Carol Dweck’s famous book, “Mindset”, was one that was (is) hugely popular with educators, not only in helping shape their work and thoughts on students, but also pushing learning in educator with their peers.  There were two simple concepts shared that resonated with many readers; the “fixed” mindset and the “growth” mindset.

Here is how the two differ according to Dweck:

“In a fixed mindset students believe their basic abilities, their intelligence, their talents, are just fixed traits. They have a certain amount and that’s that, and then their goal becomes to look smart all the time and never look dumb. In a growth mindset students understand that their talents and abilities can be developed through effort, good teaching and persistence. They don’t necessarily think everyone’s the same or anyone can be Einstein, but they believe everyone can get smarter if they work at it.”

The great thing about Dweck’s work is that she found that you can move from one to the other.  You may have a fixed mindset, but it is not necessarily a permanent thing.  The other aspect is that you do not necessarily have a “fixed” or “growth” mindset and fall into one of those two categories in all elements.  I have a growth mindset on (most things) education, but have a fixed mindset on fixing things around my house.

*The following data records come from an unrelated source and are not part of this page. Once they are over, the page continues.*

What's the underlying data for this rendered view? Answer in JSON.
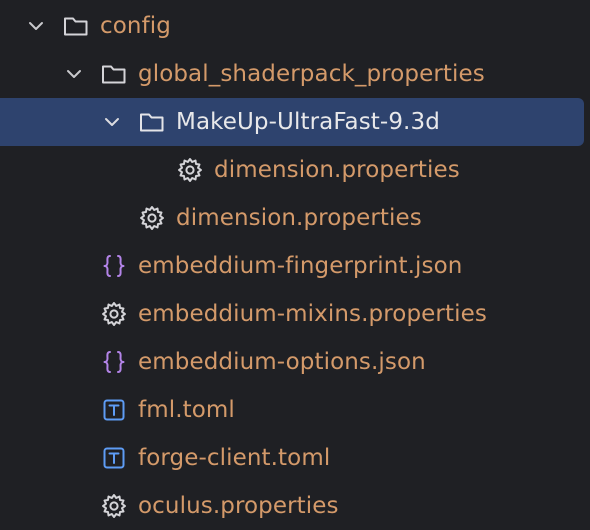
{
  "tree": {
    "items": [
      {
        "label": "config",
        "icon": "folder-icon",
        "expanded": true
      },
      {
        "label": "global_shaderpack_properties",
        "icon": "folder-icon",
        "expanded": true
      },
      {
        "label": "MakeUp-UltraFast-9.3d",
        "icon": "folder-icon",
        "expanded": true,
        "selected": true
      },
      {
        "label": "dimension.properties",
        "icon": "gear-icon"
      },
      {
        "label": "dimension.properties",
        "icon": "gear-icon"
      },
      {
        "label": "embeddium-fingerprint.json",
        "icon": "json-braces-icon"
      },
      {
        "label": "embeddium-mixins.properties",
        "icon": "gear-icon"
      },
      {
        "label": "embeddium-options.json",
        "icon": "json-braces-icon"
      },
      {
        "label": "fml.toml",
        "icon": "toml-text-icon"
      },
      {
        "label": "forge-client.toml",
        "icon": "toml-text-icon"
      },
      {
        "label": "oculus.properties",
        "icon": "gear-icon"
      }
    ]
  },
  "colors": {
    "background": "#1f2024",
    "selection": "#2e436e",
    "label": "#d49a6a",
    "selected_label": "#e8e8ea",
    "json_icon": "#b384e8",
    "toml_icon": "#5e9cf5",
    "neutral_icon": "#d4d4d8"
  }
}
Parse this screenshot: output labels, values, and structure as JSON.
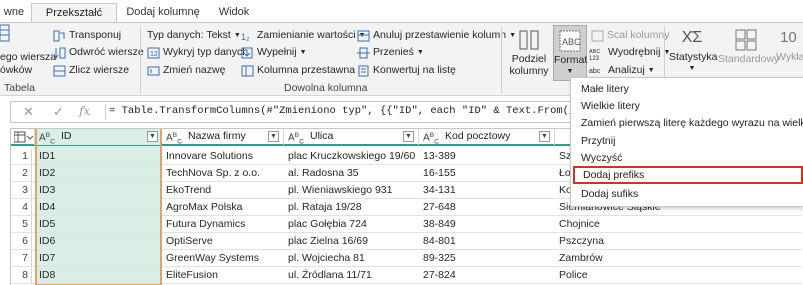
{
  "tabs": [
    {
      "label": "wne"
    },
    {
      "label": "Przekształć"
    },
    {
      "label": "Dodaj kolumnę"
    },
    {
      "label": "Widok"
    }
  ],
  "ribbon": {
    "tabela_group": {
      "name": "Tabela",
      "partial1": "ego wiersza",
      "partial2": "ówków"
    },
    "left_items": [
      "Transponuj",
      "Odwróć wiersze",
      "Zlicz wiersze"
    ],
    "type_items": [
      "Typ danych: Tekst",
      "Wykryj typ danych",
      "Zmień nazwę"
    ],
    "mid_items": [
      "Zamienianie wartości",
      "Wypełnij",
      "Kolumna przestawna"
    ],
    "right_items": [
      "Anuluj przestawienie kolumn",
      "Przenieś",
      "Konwertuj na listę"
    ],
    "dowolna_group": "Dowolna kolumna",
    "podziel": {
      "line1": "Podziel",
      "line2": "kolumny"
    },
    "format": "Format",
    "scal": "Scal kolumny",
    "wyodrebnij": "Wyodrębnij",
    "analizuj": "Analizuj",
    "statystyka": "Statystyka",
    "standardowy": "Standardowy",
    "wykladniczy": "Wykła"
  },
  "formula": "= Table.TransformColumns(#\"Zmieniono typ\", {{\"ID\", each \"ID\" & Text.From(_, \"pl-PL\"),",
  "table": {
    "columns": [
      "ID",
      "Nazwa firmy",
      "Ulica",
      "Kod pocztowy"
    ],
    "type_label": "ABC",
    "rows": [
      {
        "n": "1",
        "id": "ID1",
        "firma": "Innovare Solutions",
        "ulica": "plac Kruczkowskiego 19/60",
        "kod": "13-389",
        "extra": "Szc"
      },
      {
        "n": "2",
        "id": "ID2",
        "firma": "TechNova Sp. z o.o.",
        "ulica": "al. Radosna 35",
        "kod": "16-155",
        "extra": "Łow"
      },
      {
        "n": "3",
        "id": "ID3",
        "firma": "EkoTrend",
        "ulica": "pl. Wieniawskiego 931",
        "kod": "34-131",
        "extra": "Ko"
      },
      {
        "n": "4",
        "id": "ID4",
        "firma": "AgroMax Polska",
        "ulica": "pl. Rataja 19/28",
        "kod": "27-648",
        "extra": "Siemianowice Śląskie"
      },
      {
        "n": "5",
        "id": "ID5",
        "firma": "Futura Dynamics",
        "ulica": "plac Gołębia 724",
        "kod": "38-849",
        "extra": "Chojnice"
      },
      {
        "n": "6",
        "id": "ID6",
        "firma": "OptiServe",
        "ulica": "plac Zielna 16/69",
        "kod": "84-801",
        "extra": "Pszczyna"
      },
      {
        "n": "7",
        "id": "ID7",
        "firma": "GreenWay Systems",
        "ulica": "pl. Wojciecha 81",
        "kod": "89-325",
        "extra": "Zambrów"
      },
      {
        "n": "8",
        "id": "ID8",
        "firma": "EliteFusion",
        "ulica": "ul. Źródlana 11/71",
        "kod": "27-824",
        "extra": "Police"
      }
    ]
  },
  "menu": {
    "items": [
      "Małe litery",
      "Wielkie litery",
      "Zamień pierwszą literę każdego wyrazu na wielką",
      "Przytnij",
      "Wyczyść",
      "Dodaj prefiks",
      "Dodaj sufiks"
    ],
    "highlighted": "Dodaj prefiks"
  },
  "colors": {
    "accent": "#2e9b8e",
    "selection": "#d9efe6",
    "highlight_border": "#c0392b",
    "column_frame": "#e4a06a"
  }
}
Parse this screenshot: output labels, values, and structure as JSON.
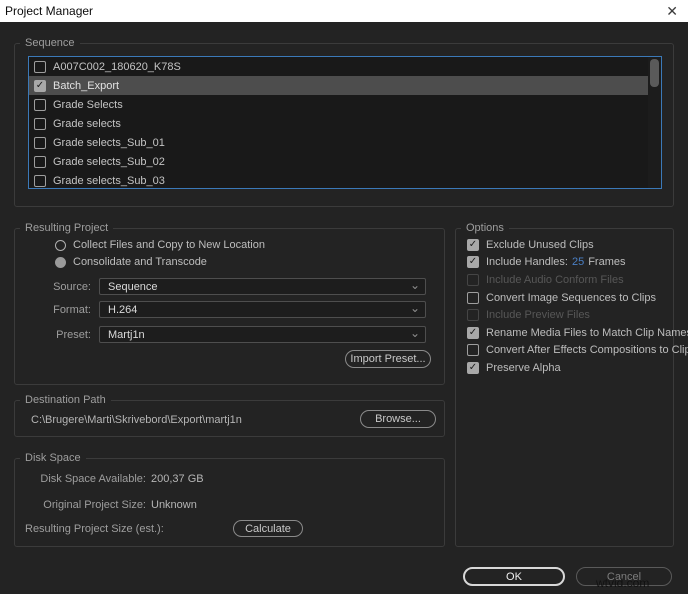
{
  "window": {
    "title": "Project Manager",
    "close_icon": "✕"
  },
  "icons": {
    "check": "✓",
    "chevron_down": "⌄"
  },
  "colors": {
    "titlebar_bg": "#ffffff",
    "dialog_bg": "#232323",
    "focus_border_blue": "#3b79b8",
    "hot_text_blue": "#4a7fc4",
    "selected_row_bg": "#4d4d4d"
  },
  "sequence": {
    "label": "Sequence",
    "items": [
      {
        "label": "A007C002_180620_K78S",
        "checked": false,
        "selected": false
      },
      {
        "label": "Batch_Export",
        "checked": true,
        "selected": true
      },
      {
        "label": "Grade Selects",
        "checked": false,
        "selected": false
      },
      {
        "label": "Grade selects",
        "checked": false,
        "selected": false
      },
      {
        "label": "Grade selects_Sub_01",
        "checked": false,
        "selected": false
      },
      {
        "label": "Grade selects_Sub_02",
        "checked": false,
        "selected": false
      },
      {
        "label": "Grade selects_Sub_03",
        "checked": false,
        "selected": false
      }
    ]
  },
  "resulting_project": {
    "label": "Resulting Project",
    "radio_collect": {
      "label": "Collect Files and Copy to New Location",
      "selected": false
    },
    "radio_consolidate": {
      "label": "Consolidate and Transcode",
      "selected": true
    },
    "source": {
      "label": "Source:",
      "value": "Sequence"
    },
    "format": {
      "label": "Format:",
      "value": "H.264"
    },
    "preset": {
      "label": "Preset:",
      "value": "Martj1n"
    },
    "import_preset_button": "Import Preset..."
  },
  "options": {
    "label": "Options",
    "items": [
      {
        "label": "Exclude Unused Clips",
        "checked": true,
        "disabled": false
      },
      {
        "label": "Include Handles:",
        "hot_value": "25",
        "suffix": "Frames",
        "checked": true,
        "disabled": false
      },
      {
        "label": "Include Audio Conform Files",
        "checked": false,
        "disabled": true
      },
      {
        "label": "Convert Image Sequences to Clips",
        "checked": false,
        "disabled": false
      },
      {
        "label": "Include Preview Files",
        "checked": false,
        "disabled": true
      },
      {
        "label": "Rename Media Files to Match Clip Names",
        "checked": true,
        "disabled": false
      },
      {
        "label": "Convert After Effects Compositions to Clips",
        "checked": false,
        "disabled": false
      },
      {
        "label": "Preserve Alpha",
        "checked": true,
        "disabled": false
      }
    ]
  },
  "destination_path": {
    "label": "Destination Path",
    "path": "C:\\Brugere\\Marti\\Skrivebord\\Export\\martj1n",
    "browse_button": "Browse..."
  },
  "disk_space": {
    "label": "Disk Space",
    "available": {
      "label": "Disk Space Available:",
      "value": "200,37 GB"
    },
    "original": {
      "label": "Original Project Size:",
      "value": "Unknown"
    },
    "resulting": {
      "label": "Resulting Project Size (est.):"
    },
    "calculate_button": "Calculate"
  },
  "footer": {
    "ok_button": "OK",
    "cancel_button": "Cancel",
    "watermark": "wtvid.com"
  }
}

So what I have been thinking about lately is the notion of the “innovator’s mindset”.  This would actually go one step past the notion of a growth mindset and is looking at what you are creating with your learning.  SImply it would go look this:

Fixed Mindset –>  Growth Mindset  –>  Innovator Mindset

The “Innovator Mindset” looks at all of their learning (in any given area), and they look at what ideas can come out of this.  It is not simply about being open to growth, but focusing on what new knowledge you can create with that growth.  If I think about how this “Innovator’s Mindset”  would work with students, it would always start with the question, “what is best for this student?”  Because of your willingness to learn and have a growth mindset, you would be able to take that knowledge and implement or create something for that student.  You would try different ideas and create different things to help that child to be successful.  No matter the area, the innovator’s mindset would always start with a question, and then from what you know, creating either a singular or myriad of solutions.

I am not sure if this is something that has already been said or shared, but I think it is important to look at how many educators have adopted that “growth” mindset and have learned so much from it.  What we have to develop next is what people do with all of this new knowledge to help their students.

Update
(Here is a picture I put remixed with the idea of the “Innovator’s Mindset”)

Screen Shot 2014-09-14 at 6.09.51 PM